Honorifics such as "대표님" (dae-pyo-nim) for the company CEO, "사장님" (sa-jang-nim) for the company president, or "선배님" (seon-bae-nim) for senior colleagues are commonly used.
9. Politeness Markers:
9.1- "요" (yo):
Adding "요" at the end of a sentence makes it more polite and is commonly used in everyday conversations.
9.2 - "감사합니다" (gam-sa-ham-ni-da):
This phrase means "thank you" and is used to show gratitude politely.
10. Honorifics for Yourself:
When talking about oneself or one's actions to someone of higher status, humble speech is used. It involves using specific verb forms and expressions to downplay one's own achievements or abilities.
11. Honorifics for Others:
11.1 Honorific suffixes:
Suffixes like "-씨" (ssi) are used to address someone with respect. For example, "이름" (i-reum) means "name," but when addressing someone, you would use "이름씨" ([i-reum]-ssi) instead. ex) 민수씨 (Min-Su-ssi)
Korean honorifics often involve using appropriate titles when addressing people based on their age, social status, or profession. For example, "선생님" (seon-saeng-nim) is used to address teachers, and "아줌마" (ajum-ma) is used to address middle-aged women.
12. Formality Levels:
Korean has different speech levels to express varying degrees of formality. The main levels are:
12.1 - 해요체 (Haeyoche):
The polite form used in everyday conversations.
12.2 - 합쇼체 (Hapsyoche):
A more formal form, often used in public speeches or formal situations.
12.3 - 하십시오체 (Hasipsioche):
The most formal level, typically used when addressing superiors or in very formal occasions
13. Honorific Gestures and Etiquette:
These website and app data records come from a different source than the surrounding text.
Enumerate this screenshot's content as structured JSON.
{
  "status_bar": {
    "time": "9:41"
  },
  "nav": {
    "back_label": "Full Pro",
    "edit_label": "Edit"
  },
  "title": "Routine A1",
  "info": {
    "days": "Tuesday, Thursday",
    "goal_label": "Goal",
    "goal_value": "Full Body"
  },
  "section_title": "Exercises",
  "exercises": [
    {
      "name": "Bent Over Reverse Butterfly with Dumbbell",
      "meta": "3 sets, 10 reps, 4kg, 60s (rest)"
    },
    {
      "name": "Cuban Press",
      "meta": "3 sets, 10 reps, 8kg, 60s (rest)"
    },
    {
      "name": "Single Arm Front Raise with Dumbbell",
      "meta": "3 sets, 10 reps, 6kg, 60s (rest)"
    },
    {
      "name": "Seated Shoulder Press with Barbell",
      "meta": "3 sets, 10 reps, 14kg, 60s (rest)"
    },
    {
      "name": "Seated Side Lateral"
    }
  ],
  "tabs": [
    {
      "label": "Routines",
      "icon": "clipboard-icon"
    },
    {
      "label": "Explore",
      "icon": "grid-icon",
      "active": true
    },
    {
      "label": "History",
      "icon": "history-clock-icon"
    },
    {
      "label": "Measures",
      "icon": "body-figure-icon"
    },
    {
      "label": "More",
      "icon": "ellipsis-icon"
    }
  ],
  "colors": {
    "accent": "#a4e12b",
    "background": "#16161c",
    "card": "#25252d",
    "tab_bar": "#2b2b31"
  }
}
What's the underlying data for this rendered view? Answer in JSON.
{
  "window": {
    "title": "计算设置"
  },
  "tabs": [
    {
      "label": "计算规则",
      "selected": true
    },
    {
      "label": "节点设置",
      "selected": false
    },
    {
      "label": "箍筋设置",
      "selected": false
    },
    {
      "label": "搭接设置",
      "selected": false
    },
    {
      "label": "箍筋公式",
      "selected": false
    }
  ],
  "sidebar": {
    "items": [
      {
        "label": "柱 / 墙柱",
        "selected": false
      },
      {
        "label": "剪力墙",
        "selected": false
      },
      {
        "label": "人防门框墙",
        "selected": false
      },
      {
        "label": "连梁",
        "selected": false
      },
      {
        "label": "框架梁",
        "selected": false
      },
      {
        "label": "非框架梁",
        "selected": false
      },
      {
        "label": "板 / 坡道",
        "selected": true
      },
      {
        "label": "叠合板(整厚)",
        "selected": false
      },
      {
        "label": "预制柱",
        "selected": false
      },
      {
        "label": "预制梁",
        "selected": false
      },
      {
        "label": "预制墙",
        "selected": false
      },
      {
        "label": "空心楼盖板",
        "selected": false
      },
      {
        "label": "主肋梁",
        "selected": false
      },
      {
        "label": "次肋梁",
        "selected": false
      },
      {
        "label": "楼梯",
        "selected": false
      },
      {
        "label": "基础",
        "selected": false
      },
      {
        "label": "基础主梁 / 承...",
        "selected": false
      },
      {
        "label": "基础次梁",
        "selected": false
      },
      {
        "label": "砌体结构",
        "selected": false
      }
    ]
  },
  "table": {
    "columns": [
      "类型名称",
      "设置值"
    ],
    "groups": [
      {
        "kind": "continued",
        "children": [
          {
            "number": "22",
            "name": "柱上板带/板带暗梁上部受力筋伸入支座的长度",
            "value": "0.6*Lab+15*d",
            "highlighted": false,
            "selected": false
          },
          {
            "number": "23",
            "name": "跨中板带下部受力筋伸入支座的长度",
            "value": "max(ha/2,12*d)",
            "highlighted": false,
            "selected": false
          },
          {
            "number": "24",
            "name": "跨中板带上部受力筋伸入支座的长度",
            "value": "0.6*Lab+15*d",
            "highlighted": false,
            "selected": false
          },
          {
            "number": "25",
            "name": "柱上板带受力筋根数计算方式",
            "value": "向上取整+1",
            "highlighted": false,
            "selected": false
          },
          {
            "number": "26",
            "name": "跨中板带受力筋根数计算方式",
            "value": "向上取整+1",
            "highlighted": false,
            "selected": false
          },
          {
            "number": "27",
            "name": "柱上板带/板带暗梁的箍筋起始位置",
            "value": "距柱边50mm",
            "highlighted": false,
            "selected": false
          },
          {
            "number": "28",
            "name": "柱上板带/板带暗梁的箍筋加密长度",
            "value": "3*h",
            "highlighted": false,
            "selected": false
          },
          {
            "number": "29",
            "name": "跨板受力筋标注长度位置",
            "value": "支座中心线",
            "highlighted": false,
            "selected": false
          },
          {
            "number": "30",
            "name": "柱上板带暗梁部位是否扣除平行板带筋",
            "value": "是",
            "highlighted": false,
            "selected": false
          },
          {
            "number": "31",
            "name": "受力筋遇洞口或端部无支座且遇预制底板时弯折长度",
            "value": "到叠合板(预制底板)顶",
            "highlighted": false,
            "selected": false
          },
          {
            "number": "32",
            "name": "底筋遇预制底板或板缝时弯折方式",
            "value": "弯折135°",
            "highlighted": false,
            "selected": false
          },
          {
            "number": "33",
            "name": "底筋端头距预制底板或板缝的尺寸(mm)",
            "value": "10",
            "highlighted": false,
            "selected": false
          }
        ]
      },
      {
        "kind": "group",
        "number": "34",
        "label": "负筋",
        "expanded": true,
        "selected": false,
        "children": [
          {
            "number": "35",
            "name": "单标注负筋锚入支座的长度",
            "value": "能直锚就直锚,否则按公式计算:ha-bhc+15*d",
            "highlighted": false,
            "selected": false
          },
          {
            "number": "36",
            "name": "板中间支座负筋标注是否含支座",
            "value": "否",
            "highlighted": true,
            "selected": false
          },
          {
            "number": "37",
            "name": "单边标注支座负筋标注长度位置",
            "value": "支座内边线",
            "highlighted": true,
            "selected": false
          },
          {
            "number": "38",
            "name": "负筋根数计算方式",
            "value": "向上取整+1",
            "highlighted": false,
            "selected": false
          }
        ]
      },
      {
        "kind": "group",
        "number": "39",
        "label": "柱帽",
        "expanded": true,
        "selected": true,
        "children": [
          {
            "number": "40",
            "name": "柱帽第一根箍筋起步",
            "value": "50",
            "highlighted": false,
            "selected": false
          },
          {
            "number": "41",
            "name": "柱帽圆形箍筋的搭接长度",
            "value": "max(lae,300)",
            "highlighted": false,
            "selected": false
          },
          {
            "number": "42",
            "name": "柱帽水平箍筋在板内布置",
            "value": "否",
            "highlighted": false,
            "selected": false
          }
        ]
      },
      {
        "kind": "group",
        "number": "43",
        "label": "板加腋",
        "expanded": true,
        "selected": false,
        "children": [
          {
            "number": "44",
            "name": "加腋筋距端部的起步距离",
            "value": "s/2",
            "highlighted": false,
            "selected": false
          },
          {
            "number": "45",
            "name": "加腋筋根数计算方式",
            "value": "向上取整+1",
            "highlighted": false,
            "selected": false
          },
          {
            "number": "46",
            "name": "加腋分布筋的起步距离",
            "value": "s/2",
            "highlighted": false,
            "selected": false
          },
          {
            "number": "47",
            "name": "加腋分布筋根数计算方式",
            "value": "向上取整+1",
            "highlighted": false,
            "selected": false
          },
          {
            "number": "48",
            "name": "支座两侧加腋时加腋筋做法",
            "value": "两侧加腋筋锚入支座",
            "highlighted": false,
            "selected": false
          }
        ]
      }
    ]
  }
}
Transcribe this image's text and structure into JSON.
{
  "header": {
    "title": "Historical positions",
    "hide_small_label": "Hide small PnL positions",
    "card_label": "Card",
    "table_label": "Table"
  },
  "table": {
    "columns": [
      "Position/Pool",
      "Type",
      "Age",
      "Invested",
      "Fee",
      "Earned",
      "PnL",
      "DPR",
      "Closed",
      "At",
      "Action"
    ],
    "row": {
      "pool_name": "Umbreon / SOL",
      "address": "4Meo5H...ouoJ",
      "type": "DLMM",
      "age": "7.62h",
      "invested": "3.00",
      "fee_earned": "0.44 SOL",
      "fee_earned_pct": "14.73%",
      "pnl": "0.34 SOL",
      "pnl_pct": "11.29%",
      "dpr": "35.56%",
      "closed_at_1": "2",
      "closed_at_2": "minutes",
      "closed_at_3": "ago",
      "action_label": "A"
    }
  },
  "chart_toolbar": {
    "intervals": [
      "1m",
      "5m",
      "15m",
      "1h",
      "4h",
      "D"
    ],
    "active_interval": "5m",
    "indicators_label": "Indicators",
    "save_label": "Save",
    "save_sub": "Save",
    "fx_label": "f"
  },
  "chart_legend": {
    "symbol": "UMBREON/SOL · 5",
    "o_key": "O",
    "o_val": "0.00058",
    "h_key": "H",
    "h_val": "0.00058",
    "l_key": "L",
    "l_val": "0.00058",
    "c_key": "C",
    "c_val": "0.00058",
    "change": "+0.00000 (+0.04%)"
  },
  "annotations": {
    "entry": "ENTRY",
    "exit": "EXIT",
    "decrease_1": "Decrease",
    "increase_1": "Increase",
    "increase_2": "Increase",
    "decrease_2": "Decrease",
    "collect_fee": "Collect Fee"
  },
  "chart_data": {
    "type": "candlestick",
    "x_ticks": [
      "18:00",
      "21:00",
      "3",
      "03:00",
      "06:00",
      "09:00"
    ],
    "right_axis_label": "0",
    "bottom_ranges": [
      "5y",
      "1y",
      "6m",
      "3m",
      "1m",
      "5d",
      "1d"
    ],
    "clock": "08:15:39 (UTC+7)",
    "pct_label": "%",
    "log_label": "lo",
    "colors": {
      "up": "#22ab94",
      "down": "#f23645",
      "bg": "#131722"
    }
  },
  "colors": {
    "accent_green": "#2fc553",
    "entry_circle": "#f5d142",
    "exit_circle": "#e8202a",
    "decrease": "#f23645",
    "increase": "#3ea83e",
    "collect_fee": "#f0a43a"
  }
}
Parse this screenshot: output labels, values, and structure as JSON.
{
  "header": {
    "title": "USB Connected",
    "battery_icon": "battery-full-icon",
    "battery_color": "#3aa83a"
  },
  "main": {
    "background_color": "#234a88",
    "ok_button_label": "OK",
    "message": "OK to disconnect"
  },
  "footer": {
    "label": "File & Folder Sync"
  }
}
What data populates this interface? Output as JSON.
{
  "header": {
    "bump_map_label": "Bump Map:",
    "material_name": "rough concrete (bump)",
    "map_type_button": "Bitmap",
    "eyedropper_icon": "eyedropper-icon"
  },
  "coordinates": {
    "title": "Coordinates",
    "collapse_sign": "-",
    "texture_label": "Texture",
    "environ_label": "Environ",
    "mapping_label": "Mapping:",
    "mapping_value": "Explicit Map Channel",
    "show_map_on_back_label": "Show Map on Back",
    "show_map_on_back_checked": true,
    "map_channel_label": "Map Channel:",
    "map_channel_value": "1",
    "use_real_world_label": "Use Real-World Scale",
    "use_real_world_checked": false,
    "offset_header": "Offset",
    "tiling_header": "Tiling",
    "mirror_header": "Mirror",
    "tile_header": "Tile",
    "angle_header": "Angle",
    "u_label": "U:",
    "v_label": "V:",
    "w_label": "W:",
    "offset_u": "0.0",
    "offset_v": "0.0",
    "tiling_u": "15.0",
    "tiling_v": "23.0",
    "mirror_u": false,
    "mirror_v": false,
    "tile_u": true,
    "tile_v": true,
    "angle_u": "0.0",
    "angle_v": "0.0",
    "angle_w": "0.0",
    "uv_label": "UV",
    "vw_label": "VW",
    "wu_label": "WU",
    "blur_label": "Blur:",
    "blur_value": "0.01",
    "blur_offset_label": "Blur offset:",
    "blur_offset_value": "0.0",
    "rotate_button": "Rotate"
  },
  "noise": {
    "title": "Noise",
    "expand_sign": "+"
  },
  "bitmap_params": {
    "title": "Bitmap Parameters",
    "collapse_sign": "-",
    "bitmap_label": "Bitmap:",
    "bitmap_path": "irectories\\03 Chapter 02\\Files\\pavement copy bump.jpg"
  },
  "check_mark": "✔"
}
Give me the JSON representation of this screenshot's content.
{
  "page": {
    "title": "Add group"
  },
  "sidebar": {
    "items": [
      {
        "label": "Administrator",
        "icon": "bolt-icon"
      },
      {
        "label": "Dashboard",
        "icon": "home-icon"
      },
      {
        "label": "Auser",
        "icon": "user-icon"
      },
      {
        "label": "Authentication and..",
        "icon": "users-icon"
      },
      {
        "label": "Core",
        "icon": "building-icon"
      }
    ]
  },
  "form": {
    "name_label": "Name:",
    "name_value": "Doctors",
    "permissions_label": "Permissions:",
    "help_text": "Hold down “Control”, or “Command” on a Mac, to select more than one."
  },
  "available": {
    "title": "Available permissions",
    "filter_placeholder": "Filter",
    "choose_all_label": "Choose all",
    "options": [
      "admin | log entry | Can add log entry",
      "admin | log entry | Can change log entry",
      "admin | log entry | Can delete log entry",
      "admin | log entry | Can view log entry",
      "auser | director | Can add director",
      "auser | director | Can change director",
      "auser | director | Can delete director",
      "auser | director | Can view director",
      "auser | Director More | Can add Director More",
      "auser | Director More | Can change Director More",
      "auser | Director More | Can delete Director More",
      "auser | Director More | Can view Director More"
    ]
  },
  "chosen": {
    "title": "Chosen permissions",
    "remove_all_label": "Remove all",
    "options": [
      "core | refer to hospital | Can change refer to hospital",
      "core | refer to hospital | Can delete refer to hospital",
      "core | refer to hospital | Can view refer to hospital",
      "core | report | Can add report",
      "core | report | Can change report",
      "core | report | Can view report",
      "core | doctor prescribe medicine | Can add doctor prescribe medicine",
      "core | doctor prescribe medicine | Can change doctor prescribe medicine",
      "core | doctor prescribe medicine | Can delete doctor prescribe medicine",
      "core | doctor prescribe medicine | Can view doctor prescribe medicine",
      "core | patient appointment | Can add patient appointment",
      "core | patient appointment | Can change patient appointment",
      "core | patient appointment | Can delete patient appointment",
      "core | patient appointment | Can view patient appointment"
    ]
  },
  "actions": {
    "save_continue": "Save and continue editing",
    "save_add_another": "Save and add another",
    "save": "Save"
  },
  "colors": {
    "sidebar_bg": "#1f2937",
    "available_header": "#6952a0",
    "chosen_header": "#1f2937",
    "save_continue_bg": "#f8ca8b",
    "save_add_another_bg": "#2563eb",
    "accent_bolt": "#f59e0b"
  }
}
In addition to verbal honorifics, there are also honorific gestures and etiquette in Korean culture. For example, bowing is a common way to show respect and is done with varying degrees of depth depending on the level of respect being shown. Using two hands when presenting or receiving objects is also a sign of respect.